Trappist-1 is located a little under 40 Light Years from Earth. On a galactic scale, we are so close that both systems are located within the red dot in this picture.
Both systems are located on the Orion Spur between the Perseus and Sagittarius Arms of our galaxy.
Fun fact, I have a star named after me in the Orion constellation. It is located in the circle to the left of the stars that form Orion’s bow, but I digress.
The Trappist telescope in Chile discovered that planets orbit Trappist-1. The Kepler Space Telescope scanned a 3,000 Light Year cone of space looking for exoplanets including Trappist-1. Kepler confirmed there were exoplanets and clarified that seven, Earth-like planets orbit the ultra cool dwarf star, Trappist-1.
Trappist can be found in the constellation of Aquarius. It is a little left of the water near the knee in this picture.
Be sure to remember Formalhaut. It is the bright star at the mouth of the fish below Aquarius.
This is an example of the data Kepler’s photometer captured. Imagine being a scientist and being asked to determine if planets orbit around this.
In this image, Aquarius is turned on his side. The water flows from the bright blue star near the middle of the left side, down the bright stars toward the middle of the bottom.
The brightest star on the right side of this picture is Formalhaut. The mouth of the fish at the feet of Aquarius.
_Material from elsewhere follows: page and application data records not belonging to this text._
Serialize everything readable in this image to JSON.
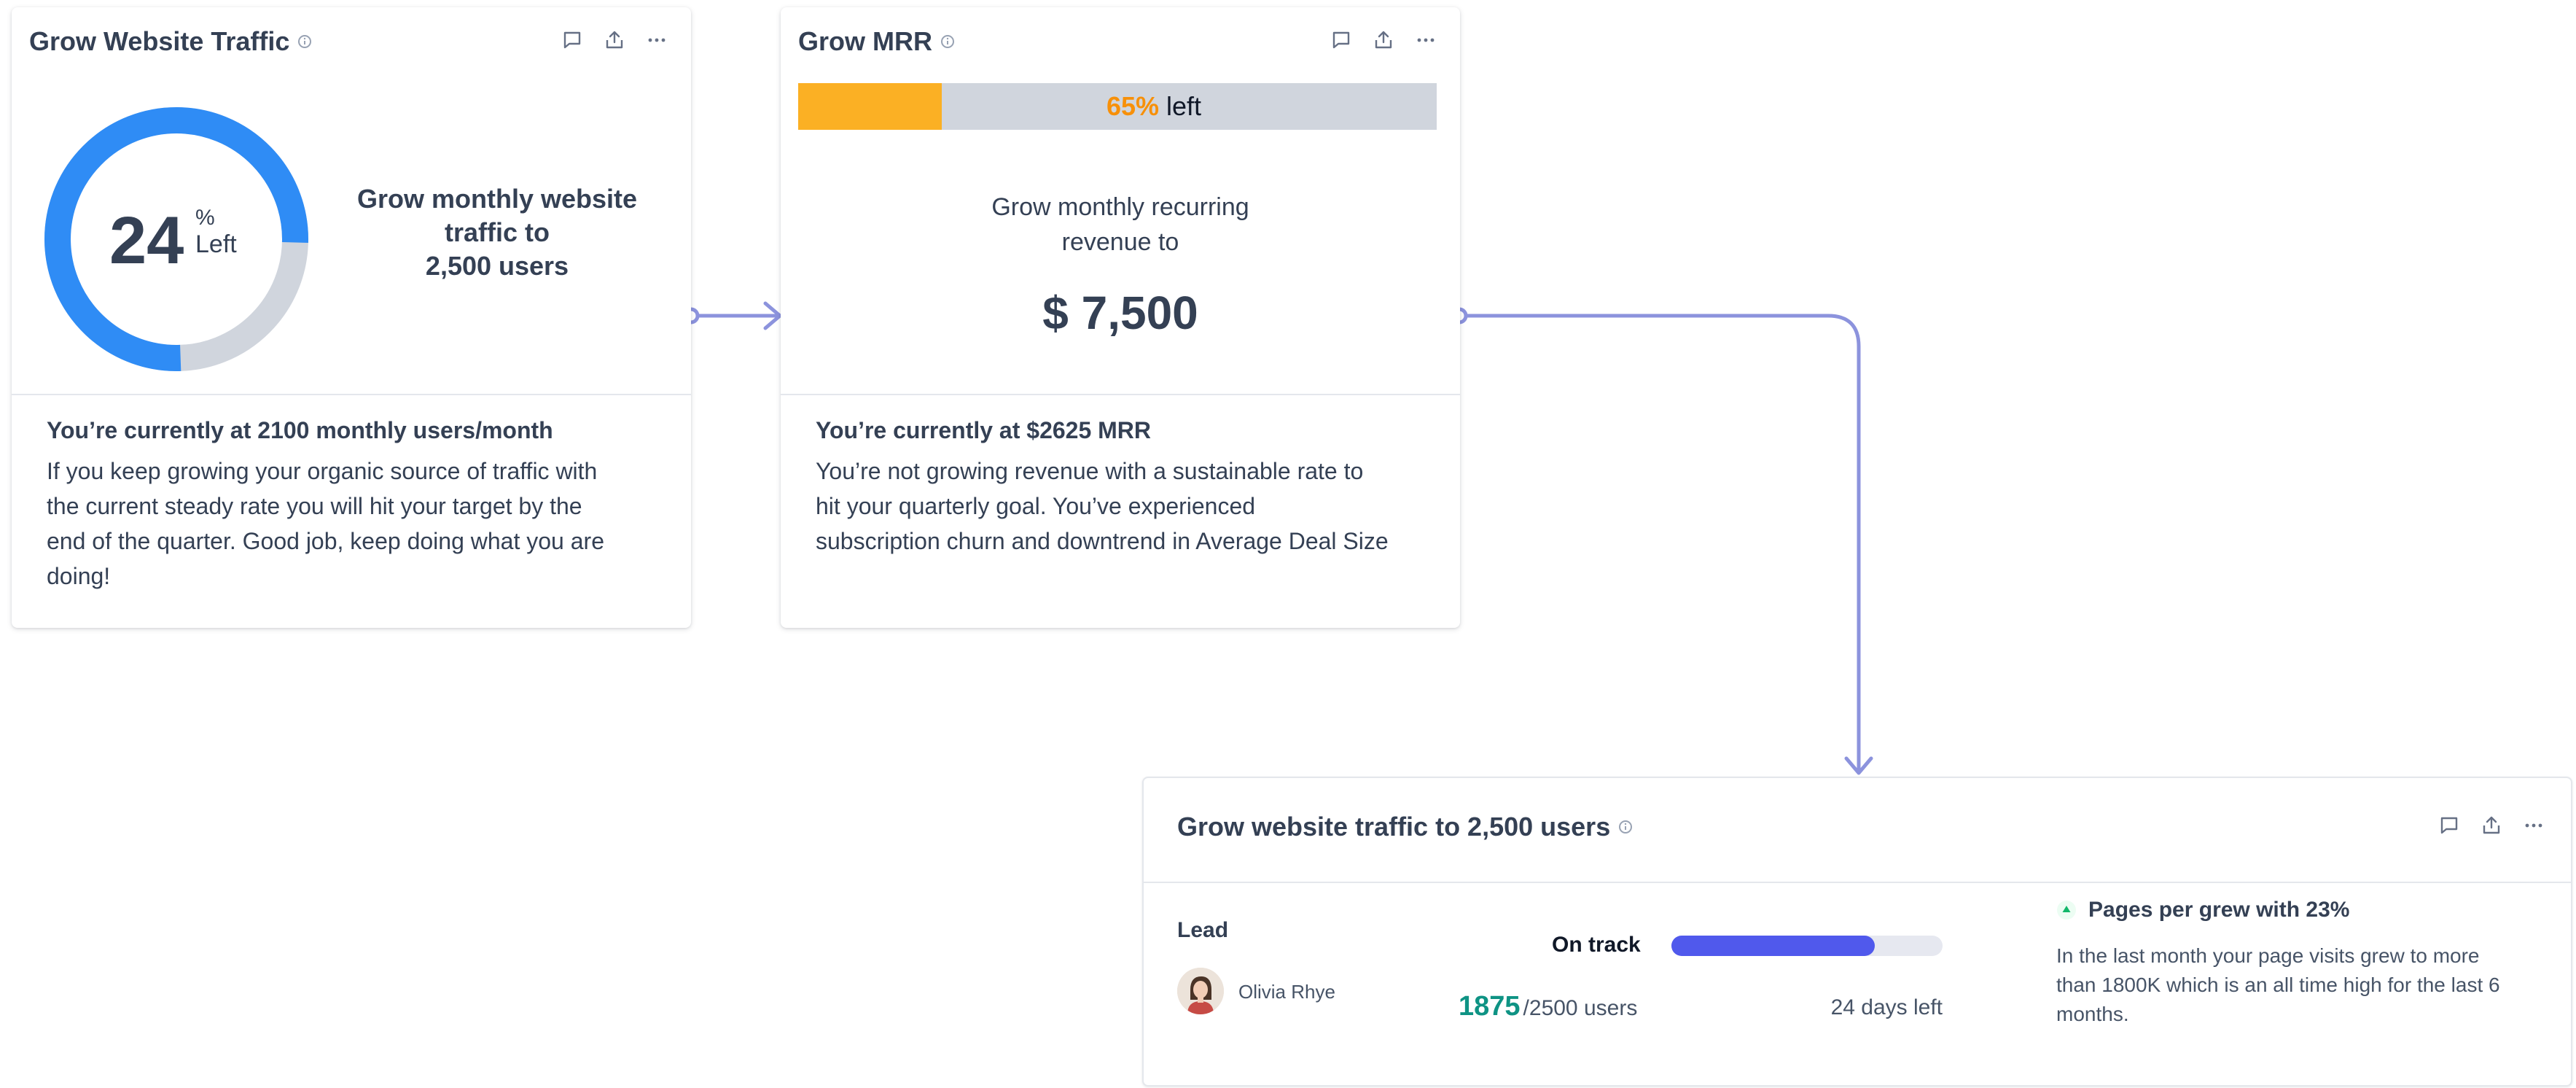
{
  "colors": {
    "connector": "#8c93dd",
    "donut_blue": "#2f8cf5",
    "donut_gray": "#d0d5dd",
    "bar_orange": "#fbb024",
    "bar_gray": "#d0d5dd",
    "percent_orange": "#f79009",
    "progress_blue": "#5059ec",
    "progress_track": "#e6e8f0",
    "value_teal": "#0e9384",
    "up_green": "#12b76a"
  },
  "icons": {
    "info": "info-icon",
    "comment": "comment-icon",
    "share": "share-icon",
    "more": "more-horizontal-icon",
    "trend_up": "triangle-up-icon"
  },
  "card1": {
    "title": "Grow Website Traffic",
    "donut": {
      "value": "24",
      "percent_sign": "%",
      "left_label": "Left",
      "filled_fraction": 0.76
    },
    "goal_lines": [
      "Grow monthly website",
      "traffic to",
      "2,500 users"
    ],
    "status_heading": "You’re currently at 2100 monthly users/month",
    "status_text_lines": [
      "If you keep growing your organic source of traffic with",
      "the current steady rate you will hit your target by the",
      "end of the quarter. Good job, keep doing what you are",
      "doing!"
    ]
  },
  "card2": {
    "title": "Grow MRR",
    "bar": {
      "percent": "65%",
      "left_label": "left",
      "filled_fraction": 0.225
    },
    "goal_lines": [
      "Grow monthly recurring",
      "revenue to"
    ],
    "amount": "$ 7,500",
    "status_heading": "You’re currently at $2625 MRR",
    "status_text_lines": [
      "You’re not growing revenue with a sustainable rate to",
      "hit your quarterly goal. You’ve experienced",
      "subscription churn and downtrend in Average Deal Size"
    ]
  },
  "card3": {
    "title": "Grow website traffic to 2,500 users",
    "lead_label": "Lead",
    "lead_name": "Olivia Rhye",
    "status_label": "On track",
    "progress_fraction": 0.75,
    "current_value": "1875",
    "target_text": "/2500 users",
    "days_left": "24 days left",
    "insight_heading": "Pages per grew with 23%",
    "insight_lines": [
      "In the last month your page visits grew to more",
      "than 1800K which is an all time high for the last 6",
      "months."
    ]
  }
}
None of the stars in this picture are farther from Earth than 16 Light Years. If you look to the lower right of our Solar System, you will see Formalhaut. Trappist-1 is about 24 Light Years off the right side of this picture along the line formed by connecting our solar System with Formalhaut or Right Ascension = 23h 06m 29.28s, Declination = -05º 02′ 28.5′, whichever you prefer.
That is all I had for today. The gang and I need to get going.